MATERIAL SHOWN:

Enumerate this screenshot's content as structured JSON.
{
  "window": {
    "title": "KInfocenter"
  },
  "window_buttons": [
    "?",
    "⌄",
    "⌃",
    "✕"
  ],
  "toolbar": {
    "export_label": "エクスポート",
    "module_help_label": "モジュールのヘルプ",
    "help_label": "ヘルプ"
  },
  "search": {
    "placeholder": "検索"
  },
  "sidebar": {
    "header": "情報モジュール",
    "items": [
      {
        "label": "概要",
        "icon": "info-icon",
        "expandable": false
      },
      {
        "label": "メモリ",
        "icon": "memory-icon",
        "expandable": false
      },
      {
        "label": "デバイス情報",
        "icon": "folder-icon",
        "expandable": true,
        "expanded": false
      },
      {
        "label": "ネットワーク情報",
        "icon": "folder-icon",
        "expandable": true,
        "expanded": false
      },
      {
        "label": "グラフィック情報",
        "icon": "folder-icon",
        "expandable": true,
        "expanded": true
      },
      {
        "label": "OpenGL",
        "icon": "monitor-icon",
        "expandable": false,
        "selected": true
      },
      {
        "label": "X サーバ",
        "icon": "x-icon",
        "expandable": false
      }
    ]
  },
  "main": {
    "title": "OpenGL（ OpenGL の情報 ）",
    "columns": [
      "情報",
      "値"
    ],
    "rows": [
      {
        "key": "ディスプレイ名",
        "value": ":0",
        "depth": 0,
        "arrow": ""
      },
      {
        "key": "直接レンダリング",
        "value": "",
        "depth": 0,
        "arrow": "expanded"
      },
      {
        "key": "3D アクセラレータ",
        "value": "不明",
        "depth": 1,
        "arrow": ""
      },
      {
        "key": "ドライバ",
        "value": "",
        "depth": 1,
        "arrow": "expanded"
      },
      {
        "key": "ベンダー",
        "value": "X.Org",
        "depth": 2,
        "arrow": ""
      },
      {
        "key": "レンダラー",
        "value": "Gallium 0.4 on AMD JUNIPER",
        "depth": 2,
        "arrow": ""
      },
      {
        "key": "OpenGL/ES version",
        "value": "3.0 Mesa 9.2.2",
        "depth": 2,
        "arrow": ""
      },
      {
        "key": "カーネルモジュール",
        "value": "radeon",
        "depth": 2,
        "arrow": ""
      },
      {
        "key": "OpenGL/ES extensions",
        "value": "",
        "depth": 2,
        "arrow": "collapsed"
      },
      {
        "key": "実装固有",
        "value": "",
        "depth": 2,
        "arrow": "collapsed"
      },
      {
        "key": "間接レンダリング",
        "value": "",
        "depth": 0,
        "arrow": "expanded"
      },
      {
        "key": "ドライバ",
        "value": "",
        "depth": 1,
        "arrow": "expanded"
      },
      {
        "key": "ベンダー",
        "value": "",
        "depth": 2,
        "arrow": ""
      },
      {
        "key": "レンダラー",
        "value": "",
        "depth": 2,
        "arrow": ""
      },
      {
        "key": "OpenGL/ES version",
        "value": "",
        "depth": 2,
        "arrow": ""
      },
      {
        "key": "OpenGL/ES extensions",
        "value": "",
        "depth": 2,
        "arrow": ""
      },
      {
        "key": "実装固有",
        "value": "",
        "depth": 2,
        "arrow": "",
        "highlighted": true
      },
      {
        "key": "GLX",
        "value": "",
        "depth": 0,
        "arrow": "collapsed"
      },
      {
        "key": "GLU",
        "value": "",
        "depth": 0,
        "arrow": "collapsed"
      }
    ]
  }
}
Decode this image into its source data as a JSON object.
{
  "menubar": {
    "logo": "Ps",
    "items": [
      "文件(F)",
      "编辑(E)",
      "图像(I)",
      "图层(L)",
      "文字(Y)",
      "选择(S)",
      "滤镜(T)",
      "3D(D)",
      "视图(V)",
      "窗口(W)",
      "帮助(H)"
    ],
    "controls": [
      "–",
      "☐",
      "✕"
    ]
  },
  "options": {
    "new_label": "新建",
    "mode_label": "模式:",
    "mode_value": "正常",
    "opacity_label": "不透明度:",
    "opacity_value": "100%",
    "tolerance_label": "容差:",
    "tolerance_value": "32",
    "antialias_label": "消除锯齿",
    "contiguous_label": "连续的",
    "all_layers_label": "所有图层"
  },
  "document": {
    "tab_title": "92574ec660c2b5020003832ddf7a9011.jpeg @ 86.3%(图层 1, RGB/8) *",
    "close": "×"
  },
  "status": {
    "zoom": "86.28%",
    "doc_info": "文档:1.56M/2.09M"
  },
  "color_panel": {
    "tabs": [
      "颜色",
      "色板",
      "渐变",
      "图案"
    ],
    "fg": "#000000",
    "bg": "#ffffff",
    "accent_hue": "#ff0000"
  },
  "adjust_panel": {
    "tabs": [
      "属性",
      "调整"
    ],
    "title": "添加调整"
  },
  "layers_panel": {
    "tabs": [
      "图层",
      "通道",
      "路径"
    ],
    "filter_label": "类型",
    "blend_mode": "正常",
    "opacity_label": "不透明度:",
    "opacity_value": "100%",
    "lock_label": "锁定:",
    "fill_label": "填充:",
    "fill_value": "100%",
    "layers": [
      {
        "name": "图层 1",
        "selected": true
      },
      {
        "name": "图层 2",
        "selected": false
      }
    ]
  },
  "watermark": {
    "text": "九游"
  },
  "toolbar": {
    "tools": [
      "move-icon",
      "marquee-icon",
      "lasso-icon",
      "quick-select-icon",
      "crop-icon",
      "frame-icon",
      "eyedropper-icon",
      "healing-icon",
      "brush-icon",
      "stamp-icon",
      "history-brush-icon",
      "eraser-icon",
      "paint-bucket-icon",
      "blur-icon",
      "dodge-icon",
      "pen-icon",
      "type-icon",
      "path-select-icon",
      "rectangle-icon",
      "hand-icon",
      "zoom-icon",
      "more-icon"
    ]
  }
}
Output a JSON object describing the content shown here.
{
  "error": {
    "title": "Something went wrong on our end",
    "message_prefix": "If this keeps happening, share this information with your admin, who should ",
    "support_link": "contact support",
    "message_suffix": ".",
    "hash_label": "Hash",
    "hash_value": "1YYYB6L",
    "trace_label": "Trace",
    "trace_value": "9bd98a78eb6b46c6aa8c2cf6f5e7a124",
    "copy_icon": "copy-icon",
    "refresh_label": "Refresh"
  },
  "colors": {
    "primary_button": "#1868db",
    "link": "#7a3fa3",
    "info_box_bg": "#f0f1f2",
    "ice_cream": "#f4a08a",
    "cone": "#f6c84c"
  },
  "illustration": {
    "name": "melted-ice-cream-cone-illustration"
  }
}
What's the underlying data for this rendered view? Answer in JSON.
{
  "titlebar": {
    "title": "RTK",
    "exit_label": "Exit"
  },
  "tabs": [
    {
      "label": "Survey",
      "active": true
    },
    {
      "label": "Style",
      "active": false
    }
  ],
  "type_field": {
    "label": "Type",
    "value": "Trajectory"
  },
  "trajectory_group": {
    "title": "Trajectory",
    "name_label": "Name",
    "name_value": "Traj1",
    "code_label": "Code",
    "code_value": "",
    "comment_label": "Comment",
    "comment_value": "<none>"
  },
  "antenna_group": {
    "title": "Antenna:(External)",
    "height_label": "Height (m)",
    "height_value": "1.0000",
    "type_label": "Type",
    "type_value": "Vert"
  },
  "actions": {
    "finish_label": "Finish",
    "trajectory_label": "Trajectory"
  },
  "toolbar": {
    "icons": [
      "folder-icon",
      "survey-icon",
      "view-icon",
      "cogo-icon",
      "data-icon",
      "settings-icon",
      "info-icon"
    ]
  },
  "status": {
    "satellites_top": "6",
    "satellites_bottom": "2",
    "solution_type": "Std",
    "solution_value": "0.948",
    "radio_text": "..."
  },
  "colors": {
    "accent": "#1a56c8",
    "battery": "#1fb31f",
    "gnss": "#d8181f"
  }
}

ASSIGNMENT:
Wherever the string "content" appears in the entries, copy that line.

RESULT:
Enumerate this screenshot's content as structured JSON.
Output a JSON object describing the content shown here.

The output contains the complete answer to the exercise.